Consumers said about 175,000 customers overall were affected and it had restored service to about 70,000 of them within the first 24 hours after the storms. With nearly 400 crews on the job, about half of affected customers were expected to have power back by the end of the day Tuesday and most of the remainder by the end of Wednesday.

“We’ll be working around the clock … overnight and into tomorrow as well to get the power back on for every last customer,” Josh Paciorek, a spokesman for the Jackson-based utility, told News 8.

Consumers said some 2,000 power lines came down across the Lower Peninsula.

“The damage was widespread,” Paciorek said. “The first step in the restoration process is having our team members, having our crews go out and assess the damage: Where to do we need to be? What areas are going to be quick restoration areas? What areas are going to require a little bit more time?”

Repairs that restore power for the largest number of people at once are placed at the top of the to-do list.

Paciorek said Consumers did not need to call for help from crews in other states, which it does when there are huge numbers of outages. Pleasant weather Tuesday also meant that repair efforts could continue unimpeded.

Consumers Energy will host an event on Tuesday to give affected customers in the Kalamazoo area free ice cream. The event will take place from 3 p.m. to 5 p.m. at Schultz’s Treat Street at 3023 Oakland Drive in Kalamazoo.

A power outage caused Caledonia High School to release at noon Tuesday. Lunch was still being offered and school buses were called to take students home. The district said Consumers was working to fix a power pole, which caused the service disruption. Loy Norrix High School in Kalamazoo, Cooper Elementary in Plainwell and Wayland Union Schools were also closed due to outages.


Most of West Michigan was under an enhanced or slight risk (ranked 3 and 2 out of 5, respectively, on the risk scale) of severe storms. If you compare the risk area and the power outages map they align quite well.

This was one of the more significant severe events this summer in a season that has not had many. There were 327 reports of severe across the Midwest and 97% were wind related.

The storms crossed over several airports that have reliable anemometers and the wind gusts ranges from 70 mph at the Detroit Airport to 58 mph in Battle Creek and the Gerald R. Ford International in Grand Rapids. The strongest gust in West Michigan was reported at West Michigan Regional Airport a couple miles south of Holland.

The severe weather threat has shifted to the extreme eastern Great Lakes and will not be as intense.

We get to look forward to a string of beautiful days with sunshine and pleasant conditions through Friday. The chance of rain will increase a bit this holiday weekend.

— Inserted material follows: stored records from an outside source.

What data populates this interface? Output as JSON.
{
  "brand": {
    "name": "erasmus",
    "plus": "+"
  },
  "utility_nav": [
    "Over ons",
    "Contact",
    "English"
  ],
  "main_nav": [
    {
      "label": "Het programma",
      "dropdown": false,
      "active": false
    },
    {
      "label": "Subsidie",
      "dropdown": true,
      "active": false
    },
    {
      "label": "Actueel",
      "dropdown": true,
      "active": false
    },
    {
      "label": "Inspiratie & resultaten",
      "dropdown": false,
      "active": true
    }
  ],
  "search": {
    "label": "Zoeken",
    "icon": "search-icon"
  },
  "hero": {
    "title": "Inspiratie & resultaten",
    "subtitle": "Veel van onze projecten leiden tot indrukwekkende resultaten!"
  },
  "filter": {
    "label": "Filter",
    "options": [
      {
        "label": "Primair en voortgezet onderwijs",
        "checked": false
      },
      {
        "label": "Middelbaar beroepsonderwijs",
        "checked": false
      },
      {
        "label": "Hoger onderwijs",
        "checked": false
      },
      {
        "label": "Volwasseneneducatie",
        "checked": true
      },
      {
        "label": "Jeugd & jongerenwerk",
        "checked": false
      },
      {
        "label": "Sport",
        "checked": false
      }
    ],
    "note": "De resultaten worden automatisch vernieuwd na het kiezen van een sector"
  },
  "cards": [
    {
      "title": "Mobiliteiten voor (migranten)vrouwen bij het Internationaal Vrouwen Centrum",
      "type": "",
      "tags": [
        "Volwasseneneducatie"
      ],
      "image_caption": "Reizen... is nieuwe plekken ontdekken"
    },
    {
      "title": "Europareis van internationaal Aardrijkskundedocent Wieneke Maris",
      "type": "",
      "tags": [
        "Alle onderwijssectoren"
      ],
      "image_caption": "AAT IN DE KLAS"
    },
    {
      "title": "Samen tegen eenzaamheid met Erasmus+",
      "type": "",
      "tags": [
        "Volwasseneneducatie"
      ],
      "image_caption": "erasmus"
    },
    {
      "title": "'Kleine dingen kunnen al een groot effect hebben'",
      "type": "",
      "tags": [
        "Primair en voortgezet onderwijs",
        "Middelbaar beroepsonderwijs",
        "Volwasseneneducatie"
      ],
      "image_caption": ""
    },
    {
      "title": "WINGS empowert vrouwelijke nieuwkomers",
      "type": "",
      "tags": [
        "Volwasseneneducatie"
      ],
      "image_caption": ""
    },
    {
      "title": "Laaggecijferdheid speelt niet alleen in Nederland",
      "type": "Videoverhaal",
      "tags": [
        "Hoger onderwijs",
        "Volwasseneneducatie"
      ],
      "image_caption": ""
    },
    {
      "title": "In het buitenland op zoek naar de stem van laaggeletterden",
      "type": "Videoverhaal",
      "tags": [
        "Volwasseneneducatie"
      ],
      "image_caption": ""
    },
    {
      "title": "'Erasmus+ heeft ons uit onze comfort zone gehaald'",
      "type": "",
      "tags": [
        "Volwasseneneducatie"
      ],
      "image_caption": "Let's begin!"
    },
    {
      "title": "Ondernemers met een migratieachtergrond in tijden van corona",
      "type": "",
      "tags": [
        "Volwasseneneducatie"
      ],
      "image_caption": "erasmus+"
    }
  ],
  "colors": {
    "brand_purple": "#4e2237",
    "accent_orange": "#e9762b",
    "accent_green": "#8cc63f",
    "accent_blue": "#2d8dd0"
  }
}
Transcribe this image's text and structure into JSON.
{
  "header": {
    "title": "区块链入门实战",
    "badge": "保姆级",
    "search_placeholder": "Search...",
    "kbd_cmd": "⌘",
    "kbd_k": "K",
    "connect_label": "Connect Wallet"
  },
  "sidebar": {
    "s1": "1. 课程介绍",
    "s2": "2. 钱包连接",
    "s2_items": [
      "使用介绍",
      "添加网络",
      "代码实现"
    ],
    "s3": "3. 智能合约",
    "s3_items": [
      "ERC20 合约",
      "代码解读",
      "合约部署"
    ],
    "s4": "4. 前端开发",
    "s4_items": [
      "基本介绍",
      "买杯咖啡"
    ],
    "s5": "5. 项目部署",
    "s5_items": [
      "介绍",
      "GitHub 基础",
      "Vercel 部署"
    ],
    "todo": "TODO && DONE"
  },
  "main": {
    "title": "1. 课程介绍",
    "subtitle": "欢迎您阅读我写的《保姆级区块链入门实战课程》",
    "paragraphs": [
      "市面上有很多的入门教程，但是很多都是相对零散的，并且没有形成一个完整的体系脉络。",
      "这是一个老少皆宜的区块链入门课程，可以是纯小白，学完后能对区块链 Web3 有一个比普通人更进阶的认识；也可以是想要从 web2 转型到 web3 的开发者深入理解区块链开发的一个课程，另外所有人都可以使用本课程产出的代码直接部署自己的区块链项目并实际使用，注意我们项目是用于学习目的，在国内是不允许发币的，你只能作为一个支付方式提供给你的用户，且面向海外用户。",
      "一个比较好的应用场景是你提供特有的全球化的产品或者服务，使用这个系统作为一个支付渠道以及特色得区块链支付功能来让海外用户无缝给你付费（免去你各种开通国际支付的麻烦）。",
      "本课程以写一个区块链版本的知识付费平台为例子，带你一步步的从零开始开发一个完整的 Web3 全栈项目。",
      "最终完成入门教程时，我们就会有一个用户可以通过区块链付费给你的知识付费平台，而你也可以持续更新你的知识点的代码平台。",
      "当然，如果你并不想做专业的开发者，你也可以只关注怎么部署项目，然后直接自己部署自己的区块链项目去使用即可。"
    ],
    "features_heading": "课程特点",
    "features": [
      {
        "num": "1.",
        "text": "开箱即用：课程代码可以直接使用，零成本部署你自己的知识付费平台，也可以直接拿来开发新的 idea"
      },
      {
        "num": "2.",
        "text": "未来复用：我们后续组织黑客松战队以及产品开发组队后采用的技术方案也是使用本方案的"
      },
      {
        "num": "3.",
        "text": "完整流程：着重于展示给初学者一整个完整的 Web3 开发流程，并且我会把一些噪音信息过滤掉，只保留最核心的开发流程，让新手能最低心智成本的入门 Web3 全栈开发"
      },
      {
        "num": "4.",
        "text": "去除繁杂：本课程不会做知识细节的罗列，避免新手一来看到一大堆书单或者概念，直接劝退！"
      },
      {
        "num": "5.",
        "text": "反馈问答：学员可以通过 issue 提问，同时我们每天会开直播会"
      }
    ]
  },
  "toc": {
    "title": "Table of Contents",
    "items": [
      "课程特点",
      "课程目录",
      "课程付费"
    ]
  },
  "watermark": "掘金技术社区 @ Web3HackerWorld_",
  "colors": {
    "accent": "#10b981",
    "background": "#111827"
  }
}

The only hazards that remains Tuesday will be any downed trees and power lines and at the lakeshore. A beach hazards statement and small craft advisory are in effect for Mason, Oceana, Muskegon, Ottawa, Allegan, and Van Buren counties through Tuesday evening for waves of 3 to 5 feet.

—News 8’s Brennan Prill, Rachel Van Gilder and Michael Oszust contributed to this report.